━━━ Material for this exercise ━━━

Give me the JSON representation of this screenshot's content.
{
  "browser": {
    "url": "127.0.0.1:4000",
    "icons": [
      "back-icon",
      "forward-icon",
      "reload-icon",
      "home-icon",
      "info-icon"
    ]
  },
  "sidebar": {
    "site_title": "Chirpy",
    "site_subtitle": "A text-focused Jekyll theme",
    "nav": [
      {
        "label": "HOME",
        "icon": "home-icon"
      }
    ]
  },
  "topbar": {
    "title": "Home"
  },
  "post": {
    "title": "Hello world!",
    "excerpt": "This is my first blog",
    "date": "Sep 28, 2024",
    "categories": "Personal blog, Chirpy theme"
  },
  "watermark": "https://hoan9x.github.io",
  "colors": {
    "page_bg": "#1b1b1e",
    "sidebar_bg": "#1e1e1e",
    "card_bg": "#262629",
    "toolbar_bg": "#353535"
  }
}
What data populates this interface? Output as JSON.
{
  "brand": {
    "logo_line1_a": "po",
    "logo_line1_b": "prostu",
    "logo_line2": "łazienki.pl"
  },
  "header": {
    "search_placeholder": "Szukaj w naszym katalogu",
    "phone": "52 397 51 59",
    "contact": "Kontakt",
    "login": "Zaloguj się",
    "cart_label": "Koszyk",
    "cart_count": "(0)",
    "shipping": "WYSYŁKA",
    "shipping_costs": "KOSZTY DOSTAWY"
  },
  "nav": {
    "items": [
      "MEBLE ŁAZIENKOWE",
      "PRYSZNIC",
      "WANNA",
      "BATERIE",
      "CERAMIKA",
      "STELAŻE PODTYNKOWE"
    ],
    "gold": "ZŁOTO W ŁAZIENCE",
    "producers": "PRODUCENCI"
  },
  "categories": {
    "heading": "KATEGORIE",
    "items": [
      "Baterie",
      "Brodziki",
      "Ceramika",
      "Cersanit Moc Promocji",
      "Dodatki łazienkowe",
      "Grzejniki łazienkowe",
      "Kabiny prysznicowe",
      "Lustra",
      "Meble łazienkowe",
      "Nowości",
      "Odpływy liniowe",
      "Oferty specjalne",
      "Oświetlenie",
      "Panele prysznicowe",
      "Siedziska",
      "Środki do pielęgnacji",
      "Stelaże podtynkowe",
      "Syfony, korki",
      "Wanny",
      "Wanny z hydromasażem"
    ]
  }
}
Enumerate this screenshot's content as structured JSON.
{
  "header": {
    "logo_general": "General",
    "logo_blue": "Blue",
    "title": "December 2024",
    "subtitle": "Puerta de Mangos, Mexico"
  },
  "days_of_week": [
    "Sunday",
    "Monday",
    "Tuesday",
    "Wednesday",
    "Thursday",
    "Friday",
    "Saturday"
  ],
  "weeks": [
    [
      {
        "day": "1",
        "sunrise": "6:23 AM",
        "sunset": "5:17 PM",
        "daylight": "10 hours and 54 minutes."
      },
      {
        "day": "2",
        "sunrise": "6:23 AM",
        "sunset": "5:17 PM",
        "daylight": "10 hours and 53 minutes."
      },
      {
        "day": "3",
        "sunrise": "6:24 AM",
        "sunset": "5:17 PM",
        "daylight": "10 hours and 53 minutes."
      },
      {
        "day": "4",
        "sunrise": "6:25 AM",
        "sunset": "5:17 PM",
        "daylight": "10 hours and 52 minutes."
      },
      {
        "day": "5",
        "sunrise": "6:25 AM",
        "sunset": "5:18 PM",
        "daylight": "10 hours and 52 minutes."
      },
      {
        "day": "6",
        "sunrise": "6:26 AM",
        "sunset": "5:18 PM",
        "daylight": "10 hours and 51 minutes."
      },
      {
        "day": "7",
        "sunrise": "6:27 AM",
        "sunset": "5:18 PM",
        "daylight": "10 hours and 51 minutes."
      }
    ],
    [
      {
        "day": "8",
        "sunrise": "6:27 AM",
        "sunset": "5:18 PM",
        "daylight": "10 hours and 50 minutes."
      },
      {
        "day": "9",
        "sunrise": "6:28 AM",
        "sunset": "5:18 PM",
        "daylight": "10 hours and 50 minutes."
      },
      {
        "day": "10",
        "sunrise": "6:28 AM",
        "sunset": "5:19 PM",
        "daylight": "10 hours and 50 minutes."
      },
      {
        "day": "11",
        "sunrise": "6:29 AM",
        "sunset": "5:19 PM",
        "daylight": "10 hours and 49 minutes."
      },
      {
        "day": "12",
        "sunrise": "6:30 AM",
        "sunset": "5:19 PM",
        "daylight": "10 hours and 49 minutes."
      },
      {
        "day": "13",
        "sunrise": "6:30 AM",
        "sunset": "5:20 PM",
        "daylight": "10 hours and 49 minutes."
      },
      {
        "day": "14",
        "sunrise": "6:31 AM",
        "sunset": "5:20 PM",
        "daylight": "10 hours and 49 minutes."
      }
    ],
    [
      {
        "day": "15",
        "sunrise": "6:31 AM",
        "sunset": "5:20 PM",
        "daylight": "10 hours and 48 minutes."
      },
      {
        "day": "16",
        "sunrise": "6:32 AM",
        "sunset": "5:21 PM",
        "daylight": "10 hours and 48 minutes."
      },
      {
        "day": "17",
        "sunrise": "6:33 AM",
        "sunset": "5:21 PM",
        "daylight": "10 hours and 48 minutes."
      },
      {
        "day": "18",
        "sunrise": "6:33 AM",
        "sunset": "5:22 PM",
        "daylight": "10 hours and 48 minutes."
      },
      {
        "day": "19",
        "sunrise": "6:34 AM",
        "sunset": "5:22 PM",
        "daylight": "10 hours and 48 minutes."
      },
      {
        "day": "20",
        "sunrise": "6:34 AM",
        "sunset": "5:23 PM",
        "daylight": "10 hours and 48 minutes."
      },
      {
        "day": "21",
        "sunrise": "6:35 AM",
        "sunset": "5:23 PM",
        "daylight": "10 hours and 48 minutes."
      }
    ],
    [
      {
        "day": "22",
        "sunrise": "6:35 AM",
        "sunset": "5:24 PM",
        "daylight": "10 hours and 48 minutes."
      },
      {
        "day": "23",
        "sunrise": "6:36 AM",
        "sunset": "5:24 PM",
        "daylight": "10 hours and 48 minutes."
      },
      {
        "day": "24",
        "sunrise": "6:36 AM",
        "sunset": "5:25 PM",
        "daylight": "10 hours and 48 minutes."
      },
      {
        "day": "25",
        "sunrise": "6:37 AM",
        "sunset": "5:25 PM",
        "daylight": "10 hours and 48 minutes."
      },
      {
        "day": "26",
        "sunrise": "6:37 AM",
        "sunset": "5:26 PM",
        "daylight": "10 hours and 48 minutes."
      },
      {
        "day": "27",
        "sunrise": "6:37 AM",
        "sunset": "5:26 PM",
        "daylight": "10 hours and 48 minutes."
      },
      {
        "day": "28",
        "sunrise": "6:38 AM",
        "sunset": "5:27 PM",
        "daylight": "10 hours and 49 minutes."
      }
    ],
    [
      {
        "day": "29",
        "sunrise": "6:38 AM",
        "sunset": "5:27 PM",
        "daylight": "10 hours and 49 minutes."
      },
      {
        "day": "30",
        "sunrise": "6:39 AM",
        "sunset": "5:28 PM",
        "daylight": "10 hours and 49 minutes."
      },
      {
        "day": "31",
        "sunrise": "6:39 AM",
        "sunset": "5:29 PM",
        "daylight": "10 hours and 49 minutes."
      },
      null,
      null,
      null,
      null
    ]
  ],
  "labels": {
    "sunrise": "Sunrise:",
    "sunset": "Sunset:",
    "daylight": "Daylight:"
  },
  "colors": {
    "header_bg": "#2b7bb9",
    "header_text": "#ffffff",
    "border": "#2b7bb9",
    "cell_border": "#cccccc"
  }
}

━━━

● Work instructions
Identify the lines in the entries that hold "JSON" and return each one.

● Reply
Give me the JSON representation of this screenshot's content.
What data populates this interface? Output as JSON.
Enumerate this screenshot's content as structured JSON.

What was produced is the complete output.